Reviewed by Publishers Weekly Reviews (PW Reviews 2007 November #4)

Kinney's junior-high diarist returns to chronicle another year's worth of comic moments in this riotous sequel. Once again, school-related drama constitutes a good portion of Greg's subject matter, from an ongoing correspondence with a pen pal ("I'm pretty sure 'aquaintance' doesn't have a 'c' in it. You really need to work on your English," Greg replies to the French student's polite introduction) to mastering book reports by writing "exactly what the teacher wants to hear" ("There were a bunch of hard words in this book, but I looked them up in the dictionary so now I know what they mean"). As in the previous book, cartoons form part of the narrative, corroborating (or disproving) Greg's statements. He claims that kids with last names at the start of the alphabet are smartest, and a side-by-side comparison of prim ber-nerd Alex Aruda and gap-toothed Christopher Ziegel drives the point home. Additionally, Kinney fleshes out the often testy relationships between Greg and his slacker older sibling, Rodrick, and his little brother, Manny (when Greg gets mad at Manny for shoving a cookie in his video game system, the toddler protests, "I'm ownwy thwee!" and offers a ball of tinfoil with toothpicks shoved through to apologize). The hilarious interplay between text and cartoons and the keen familial observations that set Diary of a Wimpy Kid apart are just as evident in this outing, and are just as likely to keep readers in stitches. Ages 8-up. (Feb.)

[Page 52]. Copyright 2007 Reed Business Information.

Reviewed by School Library Journal Reviews (SLJ Reviews 2008 March)

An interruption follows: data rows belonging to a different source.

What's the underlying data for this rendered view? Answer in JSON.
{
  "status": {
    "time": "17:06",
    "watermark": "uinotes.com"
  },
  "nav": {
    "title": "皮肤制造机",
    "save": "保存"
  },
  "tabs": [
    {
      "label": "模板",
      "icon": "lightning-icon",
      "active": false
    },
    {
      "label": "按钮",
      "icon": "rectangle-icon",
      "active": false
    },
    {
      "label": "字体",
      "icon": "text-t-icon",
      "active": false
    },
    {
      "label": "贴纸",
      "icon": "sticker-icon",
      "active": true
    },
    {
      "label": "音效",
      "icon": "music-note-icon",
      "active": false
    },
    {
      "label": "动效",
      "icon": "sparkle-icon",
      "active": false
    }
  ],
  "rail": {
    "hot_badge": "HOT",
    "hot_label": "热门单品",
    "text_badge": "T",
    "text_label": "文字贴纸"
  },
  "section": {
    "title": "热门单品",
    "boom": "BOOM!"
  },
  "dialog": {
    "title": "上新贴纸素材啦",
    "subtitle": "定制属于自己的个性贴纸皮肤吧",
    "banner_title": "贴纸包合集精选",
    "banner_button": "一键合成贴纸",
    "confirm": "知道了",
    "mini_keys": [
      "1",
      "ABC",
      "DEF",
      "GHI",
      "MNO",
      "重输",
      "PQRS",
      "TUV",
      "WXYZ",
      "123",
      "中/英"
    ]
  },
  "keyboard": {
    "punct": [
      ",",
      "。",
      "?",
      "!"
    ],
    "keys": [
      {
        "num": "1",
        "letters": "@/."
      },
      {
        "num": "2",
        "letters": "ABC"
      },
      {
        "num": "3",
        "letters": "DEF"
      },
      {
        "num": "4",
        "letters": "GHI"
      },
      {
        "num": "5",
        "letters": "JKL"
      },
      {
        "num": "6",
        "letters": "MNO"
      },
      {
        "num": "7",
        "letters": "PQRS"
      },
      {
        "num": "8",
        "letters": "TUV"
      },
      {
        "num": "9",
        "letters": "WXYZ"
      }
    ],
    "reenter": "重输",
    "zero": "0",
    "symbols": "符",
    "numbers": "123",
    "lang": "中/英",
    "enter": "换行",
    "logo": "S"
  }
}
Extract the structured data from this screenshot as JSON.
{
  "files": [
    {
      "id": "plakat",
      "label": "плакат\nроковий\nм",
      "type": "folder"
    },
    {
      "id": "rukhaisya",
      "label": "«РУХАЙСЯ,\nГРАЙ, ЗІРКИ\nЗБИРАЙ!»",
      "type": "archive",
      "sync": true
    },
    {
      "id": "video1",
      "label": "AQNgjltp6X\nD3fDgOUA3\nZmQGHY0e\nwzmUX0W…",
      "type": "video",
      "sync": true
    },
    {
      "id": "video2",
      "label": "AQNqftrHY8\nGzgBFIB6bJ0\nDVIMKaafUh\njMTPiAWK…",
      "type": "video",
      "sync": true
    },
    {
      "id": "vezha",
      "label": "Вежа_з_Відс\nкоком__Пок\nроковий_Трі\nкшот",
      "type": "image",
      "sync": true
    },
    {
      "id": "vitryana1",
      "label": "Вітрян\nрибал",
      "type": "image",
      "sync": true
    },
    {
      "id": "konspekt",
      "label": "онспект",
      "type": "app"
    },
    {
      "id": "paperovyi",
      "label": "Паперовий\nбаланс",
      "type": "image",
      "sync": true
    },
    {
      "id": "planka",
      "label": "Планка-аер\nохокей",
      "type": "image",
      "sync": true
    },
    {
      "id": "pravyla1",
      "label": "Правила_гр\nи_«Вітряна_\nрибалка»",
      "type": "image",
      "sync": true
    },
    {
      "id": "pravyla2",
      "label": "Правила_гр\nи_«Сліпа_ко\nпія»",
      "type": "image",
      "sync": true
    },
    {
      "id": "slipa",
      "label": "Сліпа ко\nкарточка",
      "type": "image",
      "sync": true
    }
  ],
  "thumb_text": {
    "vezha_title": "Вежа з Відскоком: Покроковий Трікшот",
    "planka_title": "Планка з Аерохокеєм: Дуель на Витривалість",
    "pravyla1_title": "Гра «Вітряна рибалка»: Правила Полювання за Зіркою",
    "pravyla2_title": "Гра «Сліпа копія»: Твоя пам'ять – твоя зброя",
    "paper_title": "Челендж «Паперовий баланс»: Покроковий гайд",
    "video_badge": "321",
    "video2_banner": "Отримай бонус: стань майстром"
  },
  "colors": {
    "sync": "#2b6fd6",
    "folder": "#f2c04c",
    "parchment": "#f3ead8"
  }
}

Gr 4–8— Hapless and hilarious Greg Heffley returns with another diary full of the minor irritations, major disasters, and occasional triumphs of a wimpy boy's middle school life. Kinney combines hand-written text with comical cartoons to present a character who is self-centered, sneaky, and dishonest, but also occasionally insightful and always very funny. Older brother Rodrick is his primary nemesis this time, partly because he threatens to spill Greg's embarrassing secret to the whole world. A nerdy best friend, a little brother who gets away with everything, and a bunch of clueless adults add significantly to Greg's problems. Readers, of course, will note that most of the narrator's troubles are self-inflicted, as when he wraps himself in toilet paper to avoid hypothermia in the boys' bathroom, does a disastrous job of pet-sitting, or decides to "wing it" for his school report on "The Amazing Moose." He's a character that readers can laugh at and empathize with at the same time. The line drawings that appear on every page play a large part in bringing Greg's world to life, providing humorous characterizations and details not mentioned in words. They also extend the appeal of the book to readers who are still a few years away from middle school themselves. Diary of a Wimpy Kid (Abrams, 2007) has been wildly popular, and this sequel should be an equally big hit with reluctant readers, especially boys, and anyone looking for a funny book.—Steven Engelfried, Multnomah County Library, OR

[Page 202]. Copyright 2008 Reed Business Information.